| Data for this task |
========

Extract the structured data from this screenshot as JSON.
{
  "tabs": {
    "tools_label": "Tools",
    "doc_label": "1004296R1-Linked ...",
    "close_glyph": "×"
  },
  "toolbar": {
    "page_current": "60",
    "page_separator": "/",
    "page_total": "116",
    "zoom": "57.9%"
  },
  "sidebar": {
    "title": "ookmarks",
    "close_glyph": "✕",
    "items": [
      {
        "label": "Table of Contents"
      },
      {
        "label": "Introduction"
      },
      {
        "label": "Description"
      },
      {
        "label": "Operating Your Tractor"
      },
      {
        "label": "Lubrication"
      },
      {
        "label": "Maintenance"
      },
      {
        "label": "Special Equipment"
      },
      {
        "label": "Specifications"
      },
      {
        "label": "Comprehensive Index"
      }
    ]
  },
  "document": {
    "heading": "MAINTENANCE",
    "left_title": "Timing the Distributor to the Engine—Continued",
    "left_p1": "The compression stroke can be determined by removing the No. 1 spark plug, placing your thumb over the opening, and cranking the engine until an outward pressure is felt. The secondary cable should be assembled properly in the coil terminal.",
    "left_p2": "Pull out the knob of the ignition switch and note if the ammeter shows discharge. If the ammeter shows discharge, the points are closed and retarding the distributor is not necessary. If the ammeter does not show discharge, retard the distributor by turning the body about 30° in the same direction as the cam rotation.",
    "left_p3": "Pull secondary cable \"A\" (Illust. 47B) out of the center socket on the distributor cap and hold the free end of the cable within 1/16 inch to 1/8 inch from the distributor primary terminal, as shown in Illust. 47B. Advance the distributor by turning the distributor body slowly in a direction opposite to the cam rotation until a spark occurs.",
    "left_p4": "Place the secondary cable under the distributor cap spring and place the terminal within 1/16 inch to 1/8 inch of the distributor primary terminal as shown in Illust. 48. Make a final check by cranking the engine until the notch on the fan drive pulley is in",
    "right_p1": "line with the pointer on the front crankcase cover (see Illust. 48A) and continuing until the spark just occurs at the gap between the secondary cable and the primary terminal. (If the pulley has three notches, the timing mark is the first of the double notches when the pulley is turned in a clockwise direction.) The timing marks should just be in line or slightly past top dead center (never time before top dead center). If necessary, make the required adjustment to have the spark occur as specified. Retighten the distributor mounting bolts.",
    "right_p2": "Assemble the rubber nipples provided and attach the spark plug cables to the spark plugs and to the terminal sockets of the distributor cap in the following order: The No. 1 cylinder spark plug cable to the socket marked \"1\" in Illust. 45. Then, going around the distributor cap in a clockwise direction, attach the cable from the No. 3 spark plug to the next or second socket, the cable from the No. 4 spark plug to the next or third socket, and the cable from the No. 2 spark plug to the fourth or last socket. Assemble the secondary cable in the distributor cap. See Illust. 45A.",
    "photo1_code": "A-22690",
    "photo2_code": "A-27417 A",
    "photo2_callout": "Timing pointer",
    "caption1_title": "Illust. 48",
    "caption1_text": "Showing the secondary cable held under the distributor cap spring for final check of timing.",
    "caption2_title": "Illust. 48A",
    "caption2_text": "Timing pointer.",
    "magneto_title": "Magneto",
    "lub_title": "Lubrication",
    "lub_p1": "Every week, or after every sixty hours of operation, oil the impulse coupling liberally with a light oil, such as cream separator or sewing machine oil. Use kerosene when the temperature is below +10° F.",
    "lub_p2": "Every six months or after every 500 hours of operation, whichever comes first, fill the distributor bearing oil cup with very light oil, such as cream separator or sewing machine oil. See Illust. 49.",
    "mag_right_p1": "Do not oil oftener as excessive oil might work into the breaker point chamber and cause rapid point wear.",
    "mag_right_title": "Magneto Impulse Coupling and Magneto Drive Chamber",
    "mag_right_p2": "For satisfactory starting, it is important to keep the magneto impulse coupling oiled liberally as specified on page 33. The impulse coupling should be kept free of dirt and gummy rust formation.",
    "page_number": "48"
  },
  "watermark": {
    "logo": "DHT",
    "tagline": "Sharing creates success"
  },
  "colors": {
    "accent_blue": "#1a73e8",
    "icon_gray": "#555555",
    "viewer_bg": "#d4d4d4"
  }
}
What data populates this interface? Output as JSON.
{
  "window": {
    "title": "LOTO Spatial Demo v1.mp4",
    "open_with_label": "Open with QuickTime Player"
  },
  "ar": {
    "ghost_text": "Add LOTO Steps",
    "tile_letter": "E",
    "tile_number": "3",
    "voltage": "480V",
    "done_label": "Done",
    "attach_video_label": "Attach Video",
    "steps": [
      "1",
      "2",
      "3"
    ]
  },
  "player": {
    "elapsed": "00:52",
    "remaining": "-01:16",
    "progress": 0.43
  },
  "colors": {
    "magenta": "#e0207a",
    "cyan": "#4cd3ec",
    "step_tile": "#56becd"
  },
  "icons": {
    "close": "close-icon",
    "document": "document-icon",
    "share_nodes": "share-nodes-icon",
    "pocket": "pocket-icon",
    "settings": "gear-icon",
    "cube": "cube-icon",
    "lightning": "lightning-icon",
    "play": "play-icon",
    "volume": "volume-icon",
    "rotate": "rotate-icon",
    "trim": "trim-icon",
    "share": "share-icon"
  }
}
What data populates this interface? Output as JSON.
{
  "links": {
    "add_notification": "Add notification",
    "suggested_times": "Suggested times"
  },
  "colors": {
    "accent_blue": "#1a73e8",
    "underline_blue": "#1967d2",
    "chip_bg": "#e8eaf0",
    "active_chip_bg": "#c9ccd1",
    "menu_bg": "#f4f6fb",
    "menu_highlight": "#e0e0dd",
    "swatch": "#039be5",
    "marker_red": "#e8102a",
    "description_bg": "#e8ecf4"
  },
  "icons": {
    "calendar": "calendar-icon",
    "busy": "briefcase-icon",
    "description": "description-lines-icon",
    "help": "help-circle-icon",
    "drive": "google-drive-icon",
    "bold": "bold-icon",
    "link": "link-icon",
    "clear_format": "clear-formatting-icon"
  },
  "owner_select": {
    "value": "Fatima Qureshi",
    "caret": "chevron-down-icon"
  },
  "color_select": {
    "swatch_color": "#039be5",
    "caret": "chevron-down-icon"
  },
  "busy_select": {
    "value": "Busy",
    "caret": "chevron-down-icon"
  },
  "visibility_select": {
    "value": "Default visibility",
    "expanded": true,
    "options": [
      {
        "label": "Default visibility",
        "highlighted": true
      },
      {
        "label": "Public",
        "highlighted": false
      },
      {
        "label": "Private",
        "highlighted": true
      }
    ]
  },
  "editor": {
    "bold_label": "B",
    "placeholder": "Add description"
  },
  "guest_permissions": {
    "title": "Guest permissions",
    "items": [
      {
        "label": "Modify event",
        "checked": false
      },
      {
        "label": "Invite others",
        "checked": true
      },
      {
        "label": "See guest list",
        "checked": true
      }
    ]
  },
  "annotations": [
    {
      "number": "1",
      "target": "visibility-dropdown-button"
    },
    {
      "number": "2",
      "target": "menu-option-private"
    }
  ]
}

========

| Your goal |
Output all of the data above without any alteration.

| Answer for the task |
Extract the structured data from this screenshot as JSON.
{
  "tabs": {
    "tools_label": "Tools",
    "doc_label": "1004296R1-Linked ...",
    "close_glyph": "×"
  },
  "toolbar": {
    "page_current": "60",
    "page_separator": "/",
    "page_total": "116",
    "zoom": "57.9%"
  },
  "sidebar": {
    "title": "ookmarks",
    "close_glyph": "✕",
    "items": [
      {
        "label": "Table of Contents"
      },
      {
        "label": "Introduction"
      },
      {
        "label": "Description"
      },
      {
        "label": "Operating Your Tractor"
      },
      {
        "label": "Lubrication"
      },
      {
        "label": "Maintenance"
      },
      {
        "label": "Special Equipment"
      },
      {
        "label": "Specifications"
      },
      {
        "label": "Comprehensive Index"
      }
    ]
  },
  "document": {
    "heading": "MAINTENANCE",
    "left_title": "Timing the Distributor to the Engine—Continued",
    "left_p1": "The compression stroke can be determined by removing the No. 1 spark plug, placing your thumb over the opening, and cranking the engine until an outward pressure is felt. The secondary cable should be assembled properly in the coil terminal.",
    "left_p2": "Pull out the knob of the ignition switch and note if the ammeter shows discharge. If the ammeter shows discharge, the points are closed and retarding the distributor is not necessary. If the ammeter does not show discharge, retard the distributor by turning the body about 30° in the same direction as the cam rotation.",
    "left_p3": "Pull secondary cable \"A\" (Illust. 47B) out of the center socket on the distributor cap and hold the free end of the cable within 1/16 inch to 1/8 inch from the distributor primary terminal, as shown in Illust. 47B. Advance the distributor by turning the distributor body slowly in a direction opposite to the cam rotation until a spark occurs.",
    "left_p4": "Place the secondary cable under the distributor cap spring and place the terminal within 1/16 inch to 1/8 inch of the distributor primary terminal as shown in Illust. 48. Make a final check by cranking the engine until the notch on the fan drive pulley is in",
    "right_p1": "line with the pointer on the front crankcase cover (see Illust. 48A) and continuing until the spark just occurs at the gap between the secondary cable and the primary terminal. (If the pulley has three notches, the timing mark is the first of the double notches when the pulley is turned in a clockwise direction.) The timing marks should just be in line or slightly past top dead center (never time before top dead center). If necessary, make the required adjustment to have the spark occur as specified. Retighten the distributor mounting bolts.",
    "right_p2": "Assemble the rubber nipples provided and attach the spark plug cables to the spark plugs and to the terminal sockets of the distributor cap in the following order: The No. 1 cylinder spark plug cable to the socket marked \"1\" in Illust. 45. Then, going around the distributor cap in a clockwise direction, attach the cable from the No. 3 spark plug to the next or second socket, the cable from the No. 4 spark plug to the next or third socket, and the cable from the No. 2 spark plug to the fourth or last socket. Assemble the secondary cable in the distributor cap. See Illust. 45A.",
    "photo1_code": "A-22690",
    "photo2_code": "A-27417 A",
    "photo2_callout": "Timing pointer",
    "caption1_title": "Illust. 48",
    "caption1_text": "Showing the secondary cable held under the distributor cap spring for final check of timing.",
    "caption2_title": "Illust. 48A",
    "caption2_text": "Timing pointer.",
    "magneto_title": "Magneto",
    "lub_title": "Lubrication",
    "lub_p1": "Every week, or after every sixty hours of operation, oil the impulse coupling liberally with a light oil, such as cream separator or sewing machine oil. Use kerosene when the temperature is below +10° F.",
    "lub_p2": "Every six months or after every 500 hours of operation, whichever comes first, fill the distributor bearing oil cup with very light oil, such as cream separator or sewing machine oil. See Illust. 49.",
    "mag_right_p1": "Do not oil oftener as excessive oil might work into the breaker point chamber and cause rapid point wear.",
    "mag_right_title": "Magneto Impulse Coupling and Magneto Drive Chamber",
    "mag_right_p2": "For satisfactory starting, it is important to keep the magneto impulse coupling oiled liberally as specified on page 33. The impulse coupling should be kept free of dirt and gummy rust formation.",
    "page_number": "48"
  },
  "watermark": {
    "logo": "DHT",
    "tagline": "Sharing creates success"
  },
  "colors": {
    "accent_blue": "#1a73e8",
    "icon_gray": "#555555",
    "viewer_bg": "#d4d4d4"
  }
}
What data populates this interface? Output as JSON.
{
  "window": {
    "title": "LOTO Spatial Demo v1.mp4",
    "open_with_label": "Open with QuickTime Player"
  },
  "ar": {
    "ghost_text": "Add LOTO Steps",
    "tile_letter": "E",
    "tile_number": "3",
    "voltage": "480V",
    "done_label": "Done",
    "attach_video_label": "Attach Video",
    "steps": [
      "1",
      "2",
      "3"
    ]
  },
  "player": {
    "elapsed": "00:52",
    "remaining": "-01:16",
    "progress": 0.43
  },
  "colors": {
    "magenta": "#e0207a",
    "cyan": "#4cd3ec",
    "step_tile": "#56becd"
  },
  "icons": {
    "close": "close-icon",
    "document": "document-icon",
    "share_nodes": "share-nodes-icon",
    "pocket": "pocket-icon",
    "settings": "gear-icon",
    "cube": "cube-icon",
    "lightning": "lightning-icon",
    "play": "play-icon",
    "volume": "volume-icon",
    "rotate": "rotate-icon",
    "trim": "trim-icon",
    "share": "share-icon"
  }
}
What data populates this interface? Output as JSON.
{
  "links": {
    "add_notification": "Add notification",
    "suggested_times": "Suggested times"
  },
  "colors": {
    "accent_blue": "#1a73e8",
    "underline_blue": "#1967d2",
    "chip_bg": "#e8eaf0",
    "active_chip_bg": "#c9ccd1",
    "menu_bg": "#f4f6fb",
    "menu_highlight": "#e0e0dd",
    "swatch": "#039be5",
    "marker_red": "#e8102a",
    "description_bg": "#e8ecf4"
  },
  "icons": {
    "calendar": "calendar-icon",
    "busy": "briefcase-icon",
    "description": "description-lines-icon",
    "help": "help-circle-icon",
    "drive": "google-drive-icon",
    "bold": "bold-icon",
    "link": "link-icon",
    "clear_format": "clear-formatting-icon"
  },
  "owner_select": {
    "value": "Fatima Qureshi",
    "caret": "chevron-down-icon"
  },
  "color_select": {
    "swatch_color": "#039be5",
    "caret": "chevron-down-icon"
  },
  "busy_select": {
    "value": "Busy",
    "caret": "chevron-down-icon"
  },
  "visibility_select": {
    "value": "Default visibility",
    "expanded": true,
    "options": [
      {
        "label": "Default visibility",
        "highlighted": true
      },
      {
        "label": "Public",
        "highlighted": false
      },
      {
        "label": "Private",
        "highlighted": true
      }
    ]
  },
  "editor": {
    "bold_label": "B",
    "placeholder": "Add description"
  },
  "guest_permissions": {
    "title": "Guest permissions",
    "items": [
      {
        "label": "Modify event",
        "checked": false
      },
      {
        "label": "Invite others",
        "checked": true
      },
      {
        "label": "See guest list",
        "checked": true
      }
    ]
  },
  "annotations": [
    {
      "number": "1",
      "target": "visibility-dropdown-button"
    },
    {
      "number": "2",
      "target": "menu-option-private"
    }
  ]
}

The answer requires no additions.